Thursday’s MIFF program included My Country, My Country, a documentary that followed Sunni doctor, Dr Riyadh in the build up to the 2005 Iraqi elections. Dr Riyadh runs for a place in the new government and the film shows him to be a compassionate, clear headed and even tempered man. We see him in his practice doing GP type stuff : sore throats, stiff necks, issuing prescriptions and on one occasion giving money to a woman so that she can feed her family as her husband had run off to fight with guerillas and provided no income.

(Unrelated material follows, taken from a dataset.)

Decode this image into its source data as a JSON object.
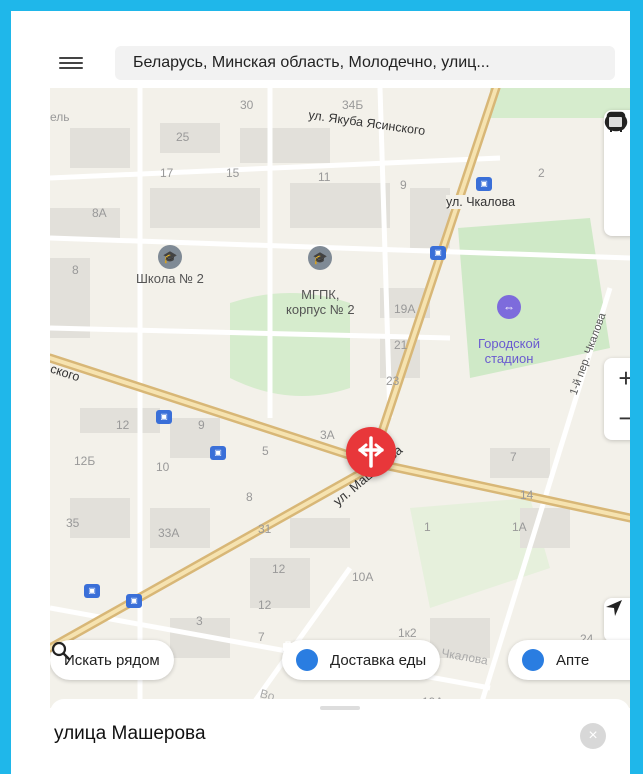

We see the doctor down at Abu Ghraib prison speaking with men and boys from beyond the razor wire, taking down their particulars before making an appointment to speak to the American military on their behalf.
With Fallujah sequestered at the time of the election and bombs falling all around the city, many Sunni’s do not vote on election day and Dr Riyadh scores a paltry 21,000 votes (compared with the millions of votes recorded elsewhere). He does not go to vote himself, disappointed and disgusted with the turn of events in his country.
A small highlight of the film is his wife and teenage daughters who do go to vote and come back brandishing their inked fingers with cheeky remarks like, “You have to pay others to vote for you but we voted for you for free !” There is a sense that Iraqis are proud of having been able to vote in a fair election but the number killed in the ongoing violence is over 100,000 with no likelihood of it stopping soon.
The Nine Lives of Korean Cinema was a French documentary that covered the renaissance of Korean film, both North and South since the Japanese tried to wipe out Korean culture during their occupation between 1905 to 1945. While both Koreas are fairly conservative countries with censors influencing very heavily what could and could not be shown, South Korea has relaxed its rules in the last 10 to 15 years and this has produced a current crop of filmmakers whose work I enjoy, for example, Kim Ki-duk (3-Iron, Spring, Summer, Autumn , Winter, … and Spring) and Park Chan-wook (Old Boy, Sympathy for Lady Vengeance : next week at MIFF).
Referring as I was to Kim Ki-duk, Margaret and David reviewed this week 3-Iron which is gaining a cinematic release in Australia. I saw this film at MIFF 12 months ago and would not have hesitated in awarding it 5 stars. It is a wonderfully tender love story, some bursts of violence and very little dialogue (and absolutely none from the main actor).